How you describe your work style is important during an interview, and it is important you get it right. Read on to find out all you need.
When a hiring manager asks you questions in an interview about your work style, what they are asking is how well it would fit in with the culture of the company and the job itself. While it may appear that the employer is trying to determine if you are a hard worker or not, it is trying to decide if you are a team player.
If not, are you willing to adapt and participate in collaborative initiatives as the job requires? They are also using this information to determine how well you value the relationship between the employee and the employer. Any response you give should be carefully thought out to show your abilities to work independently and with others.
Having to describe your work style in a job interview can be a stressful experience. Your recruiter wants to know how you will fit into the job and the organization; Obviously, your answer can make or break your chances of getting hired. This question also reveals your level of self-awareness and ability to communicate your selling points. Keep in mind that this question is not about your experiences in your last job, but about your skills, what you know about yourself and what you know about the industry and the position you are applying for, all your previous work.
What is the work style?
The style of work, or the way we think, structure, organize, and complete our work, is the foundation on which companies operate, grow and prosper today.
If everyone in your organization had a very linear, analytical, and planned approach to completing projects and didn’t value the disruption of new ideas, your company’s next big, fresh, and bold idea isn’t even a possibility. And if everyone in your organization had an intuitive, strategic, and very comprehensive approach to completing projects and was upset with the structure of project plans, you may often find yourself over budget and behind schedule. Neither situation supports sustained business growth over time.

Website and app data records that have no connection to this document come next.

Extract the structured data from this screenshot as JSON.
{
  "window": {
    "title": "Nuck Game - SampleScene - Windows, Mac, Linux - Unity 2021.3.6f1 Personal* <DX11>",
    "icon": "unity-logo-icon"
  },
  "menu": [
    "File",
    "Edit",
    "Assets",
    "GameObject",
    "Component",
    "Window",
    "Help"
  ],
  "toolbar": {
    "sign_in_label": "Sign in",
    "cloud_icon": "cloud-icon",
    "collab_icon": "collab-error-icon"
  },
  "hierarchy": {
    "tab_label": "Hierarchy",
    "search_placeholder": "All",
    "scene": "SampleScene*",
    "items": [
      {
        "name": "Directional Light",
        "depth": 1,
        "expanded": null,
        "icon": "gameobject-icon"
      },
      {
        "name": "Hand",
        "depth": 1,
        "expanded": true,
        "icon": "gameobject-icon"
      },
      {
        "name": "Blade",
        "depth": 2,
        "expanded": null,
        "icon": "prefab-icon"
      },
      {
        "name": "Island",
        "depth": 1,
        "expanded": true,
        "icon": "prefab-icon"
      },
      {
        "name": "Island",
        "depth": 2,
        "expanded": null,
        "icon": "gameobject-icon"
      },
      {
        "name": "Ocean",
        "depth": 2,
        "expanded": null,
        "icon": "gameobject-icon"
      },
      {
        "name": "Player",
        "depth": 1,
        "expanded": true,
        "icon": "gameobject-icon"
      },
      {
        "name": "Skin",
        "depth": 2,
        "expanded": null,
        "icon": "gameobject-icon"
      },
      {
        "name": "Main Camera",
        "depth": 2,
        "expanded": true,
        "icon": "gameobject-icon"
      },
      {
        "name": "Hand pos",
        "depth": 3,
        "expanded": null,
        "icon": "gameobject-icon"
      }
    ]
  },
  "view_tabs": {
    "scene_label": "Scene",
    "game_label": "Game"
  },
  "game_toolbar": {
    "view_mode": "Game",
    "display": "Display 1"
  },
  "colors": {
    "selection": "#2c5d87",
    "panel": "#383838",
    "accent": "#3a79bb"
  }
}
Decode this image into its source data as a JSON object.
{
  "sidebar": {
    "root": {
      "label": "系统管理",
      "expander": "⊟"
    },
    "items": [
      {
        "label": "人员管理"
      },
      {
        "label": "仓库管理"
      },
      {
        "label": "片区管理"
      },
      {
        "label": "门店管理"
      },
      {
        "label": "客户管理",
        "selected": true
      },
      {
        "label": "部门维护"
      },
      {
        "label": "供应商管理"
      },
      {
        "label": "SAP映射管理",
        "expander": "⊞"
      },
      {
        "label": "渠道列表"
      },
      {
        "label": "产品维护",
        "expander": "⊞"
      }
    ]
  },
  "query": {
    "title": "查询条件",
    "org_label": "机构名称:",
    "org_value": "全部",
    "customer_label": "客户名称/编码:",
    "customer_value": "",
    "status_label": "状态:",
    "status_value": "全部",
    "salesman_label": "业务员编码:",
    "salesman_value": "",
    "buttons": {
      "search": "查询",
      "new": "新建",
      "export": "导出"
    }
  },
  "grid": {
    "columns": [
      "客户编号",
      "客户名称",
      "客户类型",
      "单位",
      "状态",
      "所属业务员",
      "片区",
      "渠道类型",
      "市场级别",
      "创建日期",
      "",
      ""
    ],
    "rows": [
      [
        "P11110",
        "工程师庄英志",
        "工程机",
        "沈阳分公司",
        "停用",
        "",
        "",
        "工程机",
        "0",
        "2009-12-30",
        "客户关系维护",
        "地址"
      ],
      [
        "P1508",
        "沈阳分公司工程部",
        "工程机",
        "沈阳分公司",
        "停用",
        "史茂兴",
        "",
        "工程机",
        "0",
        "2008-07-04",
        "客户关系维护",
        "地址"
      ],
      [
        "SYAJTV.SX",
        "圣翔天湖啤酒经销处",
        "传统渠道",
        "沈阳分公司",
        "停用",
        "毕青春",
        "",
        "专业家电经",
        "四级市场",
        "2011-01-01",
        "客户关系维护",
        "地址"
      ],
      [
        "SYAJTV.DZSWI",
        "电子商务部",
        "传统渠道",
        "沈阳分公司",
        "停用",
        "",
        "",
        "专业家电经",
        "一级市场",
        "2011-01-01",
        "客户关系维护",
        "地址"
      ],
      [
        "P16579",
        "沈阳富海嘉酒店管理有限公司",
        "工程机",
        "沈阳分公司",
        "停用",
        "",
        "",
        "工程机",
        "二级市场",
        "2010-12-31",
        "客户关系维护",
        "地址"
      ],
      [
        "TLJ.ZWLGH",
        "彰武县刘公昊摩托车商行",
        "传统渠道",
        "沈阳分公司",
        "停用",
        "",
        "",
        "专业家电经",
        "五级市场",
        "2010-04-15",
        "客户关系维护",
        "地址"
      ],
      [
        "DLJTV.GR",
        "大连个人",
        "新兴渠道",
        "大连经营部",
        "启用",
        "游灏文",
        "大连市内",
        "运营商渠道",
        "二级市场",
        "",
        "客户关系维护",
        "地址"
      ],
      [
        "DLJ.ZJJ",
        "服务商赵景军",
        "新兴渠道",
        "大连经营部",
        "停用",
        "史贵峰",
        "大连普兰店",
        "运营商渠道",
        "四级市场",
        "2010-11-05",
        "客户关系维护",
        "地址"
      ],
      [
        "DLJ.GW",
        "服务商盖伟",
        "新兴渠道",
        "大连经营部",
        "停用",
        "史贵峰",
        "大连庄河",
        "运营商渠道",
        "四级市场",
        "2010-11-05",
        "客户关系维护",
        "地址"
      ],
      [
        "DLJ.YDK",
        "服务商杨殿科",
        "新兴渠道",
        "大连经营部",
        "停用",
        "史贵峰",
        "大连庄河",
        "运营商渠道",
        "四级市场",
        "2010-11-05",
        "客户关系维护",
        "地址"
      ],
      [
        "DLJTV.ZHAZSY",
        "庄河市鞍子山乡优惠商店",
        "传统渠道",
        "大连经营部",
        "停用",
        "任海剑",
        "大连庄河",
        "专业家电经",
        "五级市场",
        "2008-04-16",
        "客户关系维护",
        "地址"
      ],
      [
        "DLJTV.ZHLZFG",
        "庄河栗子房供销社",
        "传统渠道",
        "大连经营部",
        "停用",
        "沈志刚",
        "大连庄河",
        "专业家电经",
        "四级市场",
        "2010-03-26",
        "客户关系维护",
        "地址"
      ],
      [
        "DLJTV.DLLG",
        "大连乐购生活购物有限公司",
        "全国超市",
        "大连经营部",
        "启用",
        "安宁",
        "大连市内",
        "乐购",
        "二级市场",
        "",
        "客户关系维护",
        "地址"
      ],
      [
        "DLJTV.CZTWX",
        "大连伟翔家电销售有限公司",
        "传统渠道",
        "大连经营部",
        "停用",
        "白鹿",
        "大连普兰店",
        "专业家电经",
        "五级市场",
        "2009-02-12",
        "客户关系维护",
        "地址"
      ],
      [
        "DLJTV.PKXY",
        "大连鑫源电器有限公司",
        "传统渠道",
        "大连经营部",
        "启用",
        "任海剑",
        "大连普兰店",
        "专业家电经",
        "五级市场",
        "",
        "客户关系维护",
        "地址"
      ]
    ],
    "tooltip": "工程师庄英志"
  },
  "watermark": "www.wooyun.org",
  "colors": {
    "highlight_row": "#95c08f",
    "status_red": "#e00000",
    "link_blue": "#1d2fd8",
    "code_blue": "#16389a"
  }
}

How to describe your work style
When describing your work style, keep your answer focused on the job you are applying for. Avoid cliches like “I’m a hard worker” or “I’m a perfectionist” because these are things that anyone can say about themselves. Here are some aspects of your work style that you should focus on.
Accuracy and speed
If you can work quickly and efficiently without compromising the quality of the work, be sure to include this in your answer. This will make you attractive if the job requires meeting tight deadlines. Talk about the strategies you employ to avoid mistakes: Recruiters want people who have their system of checks and balances when they work.
Talk about how you organize your days. Do you have a structure or flow for your tasks? Do you start the day with something challenging? Do you like multitasking? If so, does it affect your performance and production quality? You can also mention the number of hours you are willing to work and if it is someone who regularly stays late to complete tasks.
Team dynamics and individual work
Your ability to integrate with existing staff is something the interviewer will want to know early on. Talk about your experiences of teamwork, the kinds of roles you took on, and the things you did to support your teammates. You can also talk about how you work alone, in particular your workflow and QA settings.
Relationship with the boss
Another important aspect that the interviewer will want to know is your ability to follow the boss’s instructions. Do you prefer to be micromanaged and take constant direction, or do you prefer a more hands-off management style and being alone with your own devices?
Keep it honest
The important thing is to be honest with your recruiter. As tempting as it may be to embellish a few details about your experience and skills, doing so can backfire, later on, not to mention that many staffing services companies will recognize a lie when they hear one.
They want more? Read our blog on the 10 most classic interview questions and tips on how to answer them.
For more job search and job interview tips, talk to the experts at Star Staffing! Visit our contact page to get in touch with one of our job search agents.
Points to emphasize
In answering the question of how you describe your work style, your ability to articulate your work style takes center stage.
Be sure to let the interviewer know if you like to work alone or in a team.
Let the hiring manager know how you respond to comments and criticism.
Emphasize any collaborative and independent work skills you have that pertain to the position you are applying for.
Any skills and abilities you have should be expressed simply.
Highlight any skills that are relevant to the question that portrays you as the best candidate for the position.
Mistakes to Avoid
How well you explain your collaborative and independent skills demonstrates your ability to think and communicate about yourself. To avoid answering this question incorrectly, prepare before the interview. Avoid saying things like:
I prefer to work alone.
I am a great worker with good communication skills.
I do my best to meet and exceed all work goals.
While I don’t prefer to work with others, I can and will do so when needed.
Hiring staff want to see creativity, self-expression, and honesty in their responses. Don’t underestimate or exaggerate your abilities. Be honest, thoughtful, and be prepared to describe your work style in a smart way to show how well it would fit in with the job and work environment.
How would you describe your work style?
An excellent answer to a difficult work style question, ‘how would you describe your work style?’ is:
I can adapt to any workplace. I try to maintain a fast pace during my work shift to stay focused while doing my tasks.
I strive to be efficient and strive to ensure that all work is completed correctly and without errors.
I work well on my own but am more than happy to work with others for collaborations or team projects. I take my position seriously and am completely dedicated and motivated to succeed.